Although Diego said that we could just talk with the students, I got too excited and had to pull out my materials anyway (I mean, I didn’t bring them for no reason, right?). One of the things I brought with me was opposite puzzle pieces; they had pictures with English words on them. I mixed the puzzle pieces up and would have students find the match. Then, they had to read me the words in English (I planned to use the cards a totally different way when I thought I would be using it as a whole group activity). I also had them tell me the words in Spanish, for two reasons; first, to make sure that they truly understood the meaning of the words since some of them could have been mistaken for other words (for example, the cards that represented light and dark could have easily been mistaken for white and black), and second so that I was leaning the words in Spanish too! Who knew that I would be able to learn as I was teaching; how awesome! The kids were really excited to know that they were teaching me as well.

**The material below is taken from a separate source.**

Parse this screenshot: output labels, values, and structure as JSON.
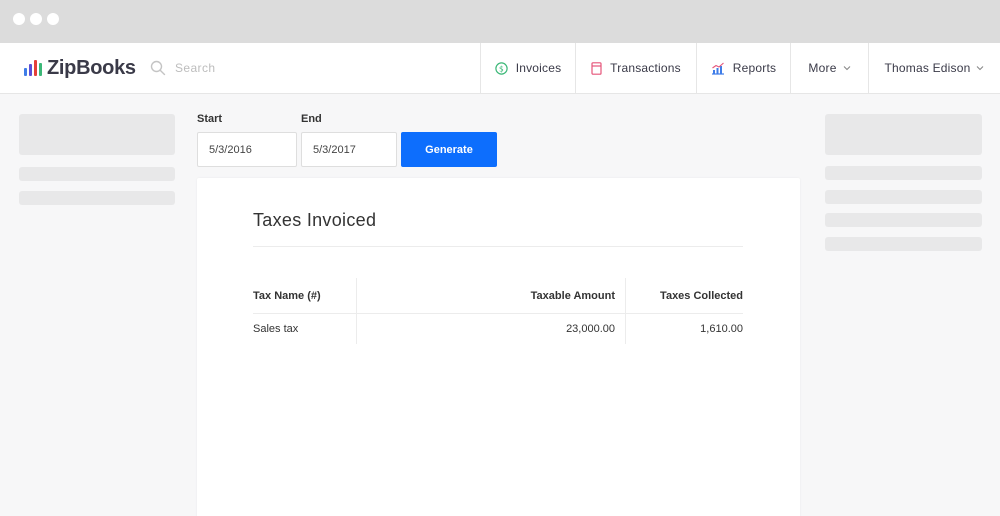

Next, it was recess time and Diego said we could go get pictures if we wanted, but the teacher in me couldn’t stop teaching (but as you can see I did make time for pictures too, of course!). As the students gathered around me, without even putting my belongings down, I sprang into a quick lesson and taught the kids simple things like basic questions in English like how to ask someone their name, as well as how to respond to all of those questions. The students were so eager to learn. It was like teacher heaven. I mean, how often does one see kids give up play time for more learning?
I really enjoyed my time here. Hmmmmm maybe I should listen to Dr. Patterson and consider seeking another certification in ESL. I don’t know who from Buffalo State is still reading, but any chance I can dual cert in ESL with the Literacy Specialist Program? I mean, it seems like a logical combination to me! Or maybe I should just look into teaching English abroad. Decisions, decisions!
Hello all, or should I say “¡hola!”? My name is Crystal and I’ve recently graduated SUNY Buffalo State with a degree in Elementary Education (grades 1-6) and Social Studies Education (grades 7-9). I will soon begin my studies for Literacy Specialist Certification, but not before I embark on this wonderful journey to Santiago, Chile. For me, this trip beings the opportunity for me to immerse myself in another culture, experience language learning, and adopt new teaching styles; all of which will contribute to making me a teacher who is culturally responsive and able to cater to the diverse needs of students. I anticipate that this trip wil be filled with excitement, challenges, and new understandings! So please, join me for the ride!